The veil is our perception and thoughts. It’s the little voice in your head that is always busy working up some kind of story to explain the world around you. That voice is absolutely integral for our survival. Both Bessel van der Kolk and Jill Bolte Taylor remind me of that. Kolk discusses PTSD in his book “The Body Keeps the Score” and explains how without the help of our prefrontal cortex we wouldn’t know the difference between Big Threats and little ones so, we would be forever yelling at everyone. Jill Bolte Taylor describes both her enlightening and agonizing experience when the left half of her brain was severely damaged and for eight years lost that tiny voice in her head. When it did return she was greatly relieved knowing that it meant her brain was back to fully functioning.
In the practice of yoga, and removing the veil, we learn to build a healthy relationship with that tiny voice. While it may be important to our survival in society it is also detrimental when left to it’s own devices. It spends it’s time making up stories and assumptions. Like a busy body at work it loves doing it’s job but sometimes the extra work is more harmful than helpful. When someone looks at us the “wrong way” our little mind begins to sell us a story of how we completely embarrassed ourselves and they are definitely judging you. For whatever reason it seems to think the only stories we’re interested in are the ones about us. Maybe it’s not wrong. If we can let go of it for a moment though, and look at what’s happening around us without bias we might discover that person was making that face simply because they were in pain or upset and maybe didn’t even notice you standing there.
In yoga we reflect, meditate, and work to become mindful so that in those moments we can drop the veil and see what is true. Cognitive behavior therapy is a scientists way of saying the same thing. It’s looking into the wiring of the mind and unplugging the stuff that isn’t true or is detrimental to our health. The more I practice CBT, the more I can see the truth lying under each thought. Like using CBT to realize a thought of wanting someone to approve of my decision, and using it again to spiral deeper and see how that would make me feel more secure, and diving deeper to realize I already felt secure, and seeking approval was just a habit. When I pinged into the last place I resurfaced from my thoughts with a sense of clarity and was able to manage my actions in a more helpful way.

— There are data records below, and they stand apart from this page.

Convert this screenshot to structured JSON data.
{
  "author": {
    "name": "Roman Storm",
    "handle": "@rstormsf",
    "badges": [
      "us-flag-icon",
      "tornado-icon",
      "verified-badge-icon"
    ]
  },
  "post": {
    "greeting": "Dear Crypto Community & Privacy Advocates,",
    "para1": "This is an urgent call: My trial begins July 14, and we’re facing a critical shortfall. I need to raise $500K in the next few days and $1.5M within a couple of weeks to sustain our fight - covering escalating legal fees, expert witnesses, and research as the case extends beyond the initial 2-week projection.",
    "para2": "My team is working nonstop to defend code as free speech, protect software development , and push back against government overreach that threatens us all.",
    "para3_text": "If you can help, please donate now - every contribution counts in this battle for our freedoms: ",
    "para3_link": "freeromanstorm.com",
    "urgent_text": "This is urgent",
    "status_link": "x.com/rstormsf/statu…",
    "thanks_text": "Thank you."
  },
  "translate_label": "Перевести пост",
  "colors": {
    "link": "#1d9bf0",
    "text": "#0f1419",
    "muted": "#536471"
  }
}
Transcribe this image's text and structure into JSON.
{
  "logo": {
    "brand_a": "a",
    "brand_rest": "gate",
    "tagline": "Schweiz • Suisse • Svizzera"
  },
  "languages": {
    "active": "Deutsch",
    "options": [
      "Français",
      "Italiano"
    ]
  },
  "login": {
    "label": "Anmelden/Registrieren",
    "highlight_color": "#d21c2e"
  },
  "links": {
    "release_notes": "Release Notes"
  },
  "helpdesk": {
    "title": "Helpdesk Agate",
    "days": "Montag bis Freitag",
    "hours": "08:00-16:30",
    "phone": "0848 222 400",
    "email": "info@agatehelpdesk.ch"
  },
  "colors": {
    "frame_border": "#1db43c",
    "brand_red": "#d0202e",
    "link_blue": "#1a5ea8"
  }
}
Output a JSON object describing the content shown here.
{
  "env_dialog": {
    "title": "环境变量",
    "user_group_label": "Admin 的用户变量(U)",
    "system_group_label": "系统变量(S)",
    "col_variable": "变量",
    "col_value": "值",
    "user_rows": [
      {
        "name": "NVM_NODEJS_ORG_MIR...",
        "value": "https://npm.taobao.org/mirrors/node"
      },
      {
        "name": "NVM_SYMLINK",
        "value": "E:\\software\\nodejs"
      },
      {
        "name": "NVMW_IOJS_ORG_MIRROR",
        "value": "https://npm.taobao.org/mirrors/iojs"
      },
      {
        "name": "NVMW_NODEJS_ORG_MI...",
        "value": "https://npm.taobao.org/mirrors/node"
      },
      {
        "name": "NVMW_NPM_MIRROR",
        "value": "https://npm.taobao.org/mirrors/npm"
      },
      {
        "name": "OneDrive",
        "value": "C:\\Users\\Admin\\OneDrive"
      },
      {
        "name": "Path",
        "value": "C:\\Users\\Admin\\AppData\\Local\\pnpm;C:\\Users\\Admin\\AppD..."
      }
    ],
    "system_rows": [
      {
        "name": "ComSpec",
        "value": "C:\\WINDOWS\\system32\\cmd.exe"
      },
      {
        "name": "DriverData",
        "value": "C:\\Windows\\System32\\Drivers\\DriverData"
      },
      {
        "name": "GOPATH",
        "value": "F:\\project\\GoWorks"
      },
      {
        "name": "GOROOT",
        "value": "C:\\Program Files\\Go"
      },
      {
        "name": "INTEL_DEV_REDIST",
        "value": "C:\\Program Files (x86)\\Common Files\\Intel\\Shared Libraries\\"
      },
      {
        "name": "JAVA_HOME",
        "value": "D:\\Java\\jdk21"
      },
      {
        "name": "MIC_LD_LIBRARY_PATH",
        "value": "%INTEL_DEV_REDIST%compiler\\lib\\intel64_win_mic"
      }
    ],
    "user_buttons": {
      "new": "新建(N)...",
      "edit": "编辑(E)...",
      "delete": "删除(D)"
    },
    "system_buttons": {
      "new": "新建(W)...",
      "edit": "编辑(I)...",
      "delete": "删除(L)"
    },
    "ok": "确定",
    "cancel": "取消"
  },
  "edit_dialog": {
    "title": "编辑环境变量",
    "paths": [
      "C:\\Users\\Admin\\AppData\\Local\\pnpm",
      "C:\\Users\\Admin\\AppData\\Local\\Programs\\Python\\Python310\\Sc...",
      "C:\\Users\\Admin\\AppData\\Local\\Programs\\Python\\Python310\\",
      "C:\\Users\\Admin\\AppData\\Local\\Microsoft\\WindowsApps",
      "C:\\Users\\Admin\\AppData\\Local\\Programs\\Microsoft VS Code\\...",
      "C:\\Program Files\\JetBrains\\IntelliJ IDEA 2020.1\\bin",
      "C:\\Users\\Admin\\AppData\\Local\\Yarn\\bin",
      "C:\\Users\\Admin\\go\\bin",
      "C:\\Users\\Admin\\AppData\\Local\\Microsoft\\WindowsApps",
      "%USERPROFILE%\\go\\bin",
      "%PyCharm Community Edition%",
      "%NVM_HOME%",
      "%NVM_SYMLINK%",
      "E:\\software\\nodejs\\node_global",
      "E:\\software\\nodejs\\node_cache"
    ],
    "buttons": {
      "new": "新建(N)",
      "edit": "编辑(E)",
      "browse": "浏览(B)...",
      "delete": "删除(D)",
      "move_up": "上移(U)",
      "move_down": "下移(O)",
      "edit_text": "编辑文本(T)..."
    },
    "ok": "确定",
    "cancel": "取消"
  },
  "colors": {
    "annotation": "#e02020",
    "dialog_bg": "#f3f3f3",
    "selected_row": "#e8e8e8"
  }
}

The only thing that didn’t sit entirely well with me was the idea of creating a “new thought” because I don’t like the idea of selling myself new, better smelling bulls**t. It’s still bull. There is a sutra that states “When negative feelings restrict us, the opposite should be cultivated.” Maybe CBT is just cultivating those opposites and encouraging the neuroplasticity of the brain and building a happier space. There is also a sutra referring to one of the yamas, or laws of life, honesty. “When we are firmly established in truthfulness, action accomplishes its desired end.”
What do you think? Do you enjoy the correlation between modern science and eastern philosophy? Do you think creating new thoughts and new feelings is healthy, even if they’re false? Or do you think we should only encourage honesty, even if it may hurt?
I’m genuinely interested in discussing these ideas so please share below!